### Goal of the exercise
From the material below, copy each line that holds the word "display".

### Records shown

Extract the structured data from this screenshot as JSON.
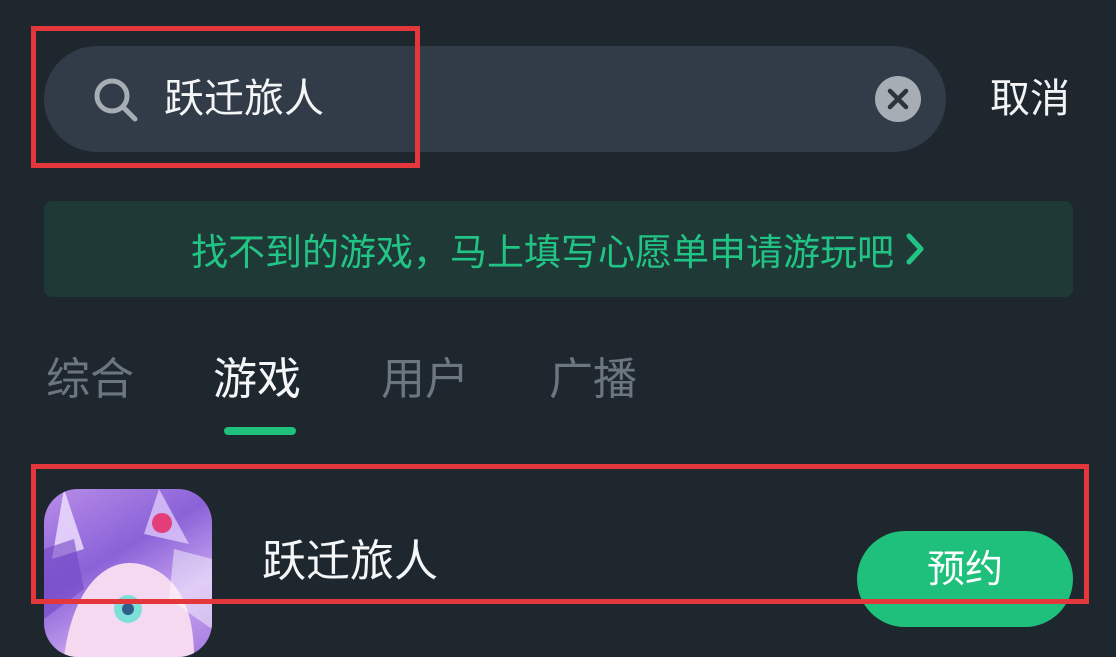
{
  "search": {
    "query": "跃迁旅人",
    "icon": "search-icon",
    "clear_icon": "close-icon"
  },
  "cancel_label": "取消",
  "banner": {
    "text": "找不到的游戏，马上填写心愿单申请游玩吧",
    "icon": "chevron-right-icon"
  },
  "tabs": [
    {
      "label": "综合",
      "active": false
    },
    {
      "label": "游戏",
      "active": true
    },
    {
      "label": "用户",
      "active": false
    },
    {
      "label": "广播",
      "active": false
    }
  ],
  "results": [
    {
      "name": "跃迁旅人",
      "action_label": "预约"
    }
  ],
  "colors": {
    "background": "#1f272e",
    "search_field": "#313c48",
    "accent": "#1fc07c",
    "banner_text": "#22c486",
    "banner_bg": "#1f3a36",
    "highlight": "#e4373b"
  }
}
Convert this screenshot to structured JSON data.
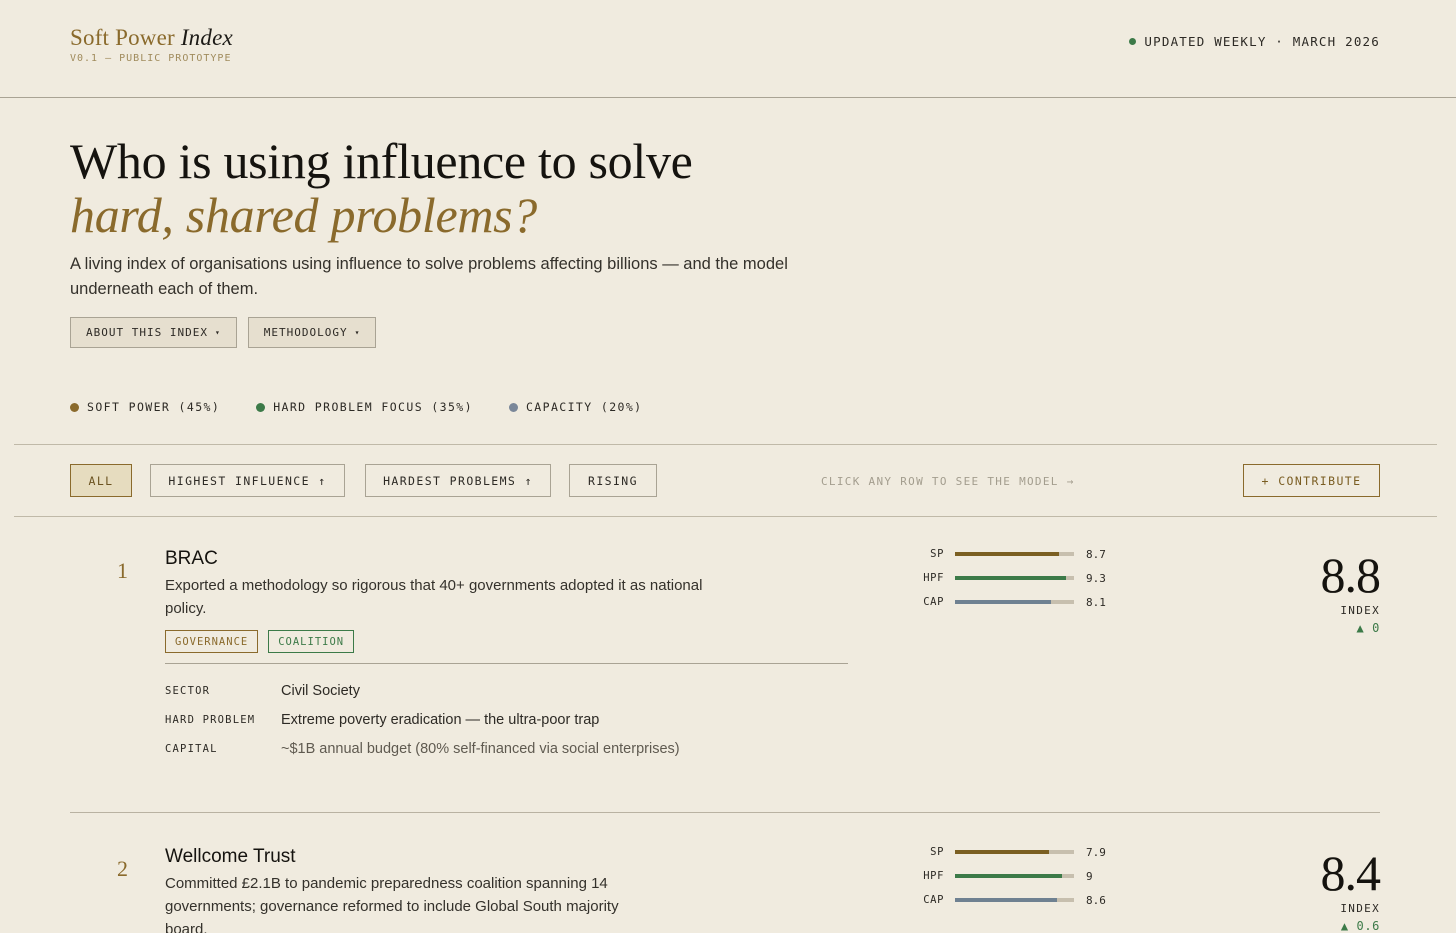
{
  "brand": {
    "name_plain": "Soft Power",
    "name_italic": "Index",
    "subtitle": "V0.1 — PUBLIC PROTOTYPE"
  },
  "status": {
    "text": "UPDATED WEEKLY · MARCH 2026",
    "dot_color": "#3c7a48"
  },
  "hero": {
    "title_line1": "Who is using influence to solve",
    "title_line2": "hard, shared problems?",
    "description": "A living index of organisations using influence to solve problems affecting billions — and the model underneath each of them.",
    "buttons": [
      {
        "label": "ABOUT THIS INDEX",
        "caret": "▾"
      },
      {
        "label": "METHODOLOGY",
        "caret": "▾"
      }
    ]
  },
  "legend": [
    {
      "label": "SOFT POWER (45%)",
      "color": "#8a6a2c"
    },
    {
      "label": "HARD PROBLEM FOCUS (35%)",
      "color": "#3c7a48"
    },
    {
      "label": "CAPACITY (20%)",
      "color": "#7a8799"
    }
  ],
  "filters": {
    "items": [
      {
        "label": "ALL",
        "active": true
      },
      {
        "label": "HIGHEST INFLUENCE ↑",
        "active": false
      },
      {
        "label": "HARDEST PROBLEMS ↑",
        "active": false
      },
      {
        "label": "RISING",
        "active": false
      }
    ],
    "hint": "CLICK ANY ROW TO SEE THE MODEL →",
    "contribute_label": "+ CONTRIBUTE"
  },
  "colors": {
    "sp": "#7b5f22",
    "hpf": "#3c7a48",
    "cap": "#6f8191",
    "gold": "#8a6a2c",
    "green": "#3c7a48"
  },
  "entries": [
    {
      "rank": "1",
      "name": "BRAC",
      "description": "Exported a methodology so rigorous that 40+ governments adopted it as national policy.",
      "tags": [
        {
          "label": "GOVERNANCE",
          "tone": "gold"
        },
        {
          "label": "COALITION",
          "tone": "green"
        }
      ],
      "details": [
        {
          "key": "SECTOR",
          "value": "Civil Society",
          "muted": false
        },
        {
          "key": "HARD PROBLEM",
          "value": "Extreme poverty eradication — the ultra-poor trap",
          "muted": false
        },
        {
          "key": "CAPITAL",
          "value": "~$1B annual budget (80% self-financed via social enterprises)",
          "muted": true
        }
      ],
      "metrics": [
        {
          "label": "SP",
          "value": 8.7,
          "display": "8.7"
        },
        {
          "label": "HPF",
          "value": 9.3,
          "display": "9.3"
        },
        {
          "label": "CAP",
          "value": 8.1,
          "display": "8.1"
        }
      ],
      "score": "8.8",
      "score_label": "INDEX",
      "delta": "▲ 0"
    },
    {
      "rank": "2",
      "name": "Wellcome Trust",
      "description": "Committed £2.1B to pandemic preparedness coalition spanning 14 governments; governance reformed to include Global South majority board.",
      "tags": [],
      "details": [],
      "metrics": [
        {
          "label": "SP",
          "value": 7.9,
          "display": "7.9"
        },
        {
          "label": "HPF",
          "value": 9,
          "display": "9"
        },
        {
          "label": "CAP",
          "value": 8.6,
          "display": "8.6"
        }
      ],
      "score": "8.4",
      "score_label": "INDEX",
      "delta": "▲ 0.6"
    }
  ]
}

### Result below
          "display": "8.7"
          "display": "9.3"
          "display": "8.1"
          "display": "7.9"
          "display": "9"
          "display": "8.6"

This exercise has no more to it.